Sleep Apnea - Rising Prevalence in India
Obstructive sleep apnea (OSA) refers to a kind of sleep disorder where a person's breathing stops involuntarily due to over-relaxation of throat muscles. Such pauses in breath occur multiple times throughout the night leading to disrupted and poor quality sleep.
A rising health problem in India
Globally, obstructive sleep apnea is on the rise and there is a steady increase in the number of people in India as well who are suffering from this sleep disorder.
A study conducted in 2015 by a consumer products firm had revealed that nearly 93% Indians are sleep-deprived. The prevalence of obstructive sleep apnea has been observed to be higher in the western region as compared to the other parts of the country.
When it comes to rural versus urban divide, similar risk factors are present.However, according to a study, the prevalence of OSA by AHI criteria in rural India is 3.73%. In absolute numbers, this amounts to 36.34 million individuals suffering from OSA.
Indian men are at a greater risk
Usually men are twice as prone to obstructive sleep apnea than women. According to a research paper, OSA, in Indian population cross sectional studies conducted across various sub-populations reported a prevalence of 13.7% among adults and 7.5% among urban middle-aged men.
Another study—”Prasad CN. Obstructive Sleep Apnea Hypopnea Syndrome - Indian scenario”—states that in Indian studies, obstructive sleep apnea varied from 4.4% to 13.7%. The gender-wise figures are between 4.4 % and 19.7% for Indian males and in females it was between 2.5% to 7.4%.
Spreading across all age groups
Age is also one of the factors that impacts the prevalence of OSA, with people between the ages of 18 and 60 more at risk.
According to estimates, the probability of obstructive sleep apnea increases with age from 2% at age 30 for females to 28% at 60 years. For males, the figures rises from 4% at age 30 to 67% at 60 years of age.
That said, obstructive sleep apnea is on the rise among school children too. A study titled 'Prevalence and complications of OSA: A study among school children of India', studied the prevalence and risk factors among children between ages 5 and 10 years. The study reveals that obstructive sleep apnea is increasingly affecting Indian children, particularly those who have working mothers, or have a history of sleep talking ad bruxism. The study establishes that obstructive sleep apnea is a cause of poor academic performance and leads to children becoming overweight.
Risk factors for sleep apnea
Obstructive sleep apnea is a common sleep disorder and anyone can suffer from this condition. However, there are certain factors that increase your risk over others. For instance, if you have a large neck and/or waist, have chronic nasal congestion, suffer from hypertension and/or diabetes, and have a family history of obstructive sleep apnea, you are at a greater risk.
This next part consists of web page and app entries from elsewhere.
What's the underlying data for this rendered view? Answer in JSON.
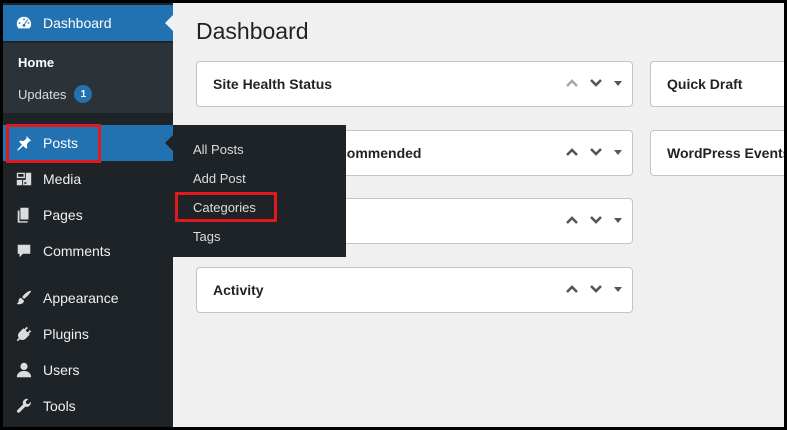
{
  "sidebar": {
    "dashboard_label": "Dashboard",
    "home_label": "Home",
    "updates_label": "Updates",
    "updates_count": "1",
    "items": [
      {
        "label": "Posts"
      },
      {
        "label": "Media"
      },
      {
        "label": "Pages"
      },
      {
        "label": "Comments"
      },
      {
        "label": "Appearance"
      },
      {
        "label": "Plugins"
      },
      {
        "label": "Users"
      },
      {
        "label": "Tools"
      }
    ]
  },
  "flyout": {
    "items": [
      "All Posts",
      "Add Post",
      "Categories",
      "Tags"
    ]
  },
  "main": {
    "title": "Dashboard",
    "boxes": [
      {
        "title": "Site Health Status"
      },
      {
        "title": "commended"
      },
      {
        "title": ""
      },
      {
        "title": "Activity"
      },
      {
        "title": "Quick Draft"
      },
      {
        "title": "WordPress Events"
      }
    ]
  },
  "colors": {
    "sidebar_bg": "#1d2327",
    "accent": "#2271b1",
    "highlight_red": "#e0191e"
  }
}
One of the biggest risk factors for obstructive sleep apnea is being overweight or obese. This is because the fat deposits around upper airway interfere with breathing. The 2015 study mentioned above reveals that nearly 60-70% of people suffering from obstructive sleep apnea are obese.
Hectic work schedules and busy lifestyles leave most people compromising on their sleep. This can lead to obstructive sleep apnea and affect their overall well-being, making them vulnerable to a number of health related problems—cardiovascular disorders, diabetes, and so forth.
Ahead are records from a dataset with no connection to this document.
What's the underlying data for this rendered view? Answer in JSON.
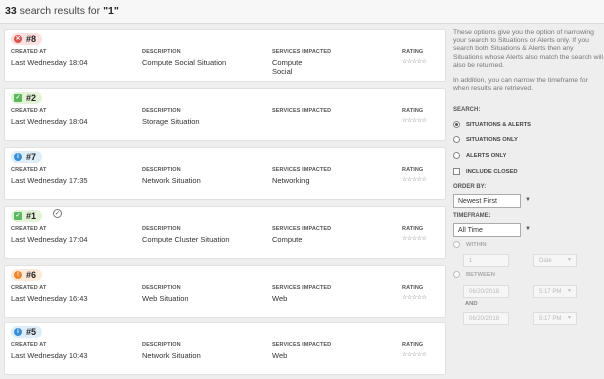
{
  "header": {
    "count": "33",
    "text": " search results for ",
    "query": "\"1\""
  },
  "columns": {
    "created": "CREATED AT",
    "description": "DESCRIPTION",
    "services": "SERVICES IMPACTED",
    "rating": "RATING"
  },
  "results": [
    {
      "id": "#8",
      "severity": "critical",
      "created": "Last Wednesday 18:04",
      "description": "Compute Social Situation",
      "services_1": "Compute",
      "services_2": "Social",
      "rating": "☆☆☆☆☆"
    },
    {
      "id": "#2",
      "severity": "ok",
      "created": "Last Wednesday 18:04",
      "description": "Storage Situation",
      "services_1": "",
      "services_2": "",
      "rating": "☆☆☆☆☆"
    },
    {
      "id": "#7",
      "severity": "info",
      "created": "Last Wednesday 17:35",
      "description": "Network Situation",
      "services_1": "Networking",
      "services_2": "",
      "rating": "☆☆☆☆☆"
    },
    {
      "id": "#1",
      "severity": "ok",
      "created": "Last Wednesday 17:04",
      "description": "Compute Cluster Situation",
      "services_1": "Compute",
      "services_2": "",
      "rating": "☆☆☆☆☆"
    },
    {
      "id": "#6",
      "severity": "warning",
      "created": "Last Wednesday 16:43",
      "description": "Web Situation",
      "services_1": "Web",
      "services_2": "",
      "rating": "☆☆☆☆☆"
    },
    {
      "id": "#5",
      "severity": "info",
      "created": "Last Wednesday 10:43",
      "description": "Network Situation",
      "services_1": "Web",
      "services_2": "",
      "rating": "☆☆☆☆☆"
    }
  ],
  "sidebar": {
    "help_1": "These options give you the option of narrowing your search to Situations or Alerts only. If you search both Situations & Alerts then any Situations whose Alerts also match the search will also be returned.",
    "help_2": "In addition, you can narrow the timeframe for when results are retrieved.",
    "search_label": "SEARCH:",
    "search_options": [
      "SITUATIONS & ALERTS",
      "SITUATIONS ONLY",
      "ALERTS ONLY"
    ],
    "search_selected": "SITUATIONS & ALERTS",
    "include_closed": "INCLUDE CLOSED",
    "include_closed_checked": false,
    "order_label": "ORDER BY:",
    "order_value": "Newest First",
    "timeframe_label": "TIMEFRAME:",
    "timeframe_value": "All Time",
    "within_label": "WITHIN",
    "within_number": "1",
    "within_unit": "Date",
    "between_label": "BETWEEN",
    "and_label": "AND",
    "from_date": "06/20/2018",
    "from_time": "5:17 PM",
    "to_date": "06/20/2018",
    "to_time": "5:17 PM"
  },
  "colors": {
    "critical": "#d9534f",
    "ok": "#5cb85c",
    "info": "#3a8fd6",
    "warning": "#f0862c"
  }
}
Although there are slight differences in sleep apnea symptoms for men and women, the risks are greater for women. Firstly, because their symptoms are not as overt, they are late or never diagnosed with OSA. Secondly, according to a recent study published in the European Respiratory Journal, women suffering from acute obstructive sleep apnea are at a two to three-fold higher risk of cancer.
Most OSA cases in India go unreported
Although snoring is one of the earliest symptoms of obstructive sleep apnea, it is often ignored. This may be because in the Indian society, snoring is considered acceptable. As a result, many cases of obstructive sleep apnea go undetected and/or untreated. According to an estimate, a minuscule 2% of people suffering from obstructive sleep apnea actually consult a physician.
Is sleep apnea curable?
Despite high prevalence, the good news is that obstructive sleep apnea can be treated. Depending on the severity of the condition, qualified healthcare providers can suggest appropriate line of treatment. Early identification can prevent the condition from deteriorating and can be treated with relatively simpler medication or therapies.
Therefore, if you experience prolonged sleep deprivation or any other symptom associated with obstructive sleep apnea, you should consult your health provider at the earliest.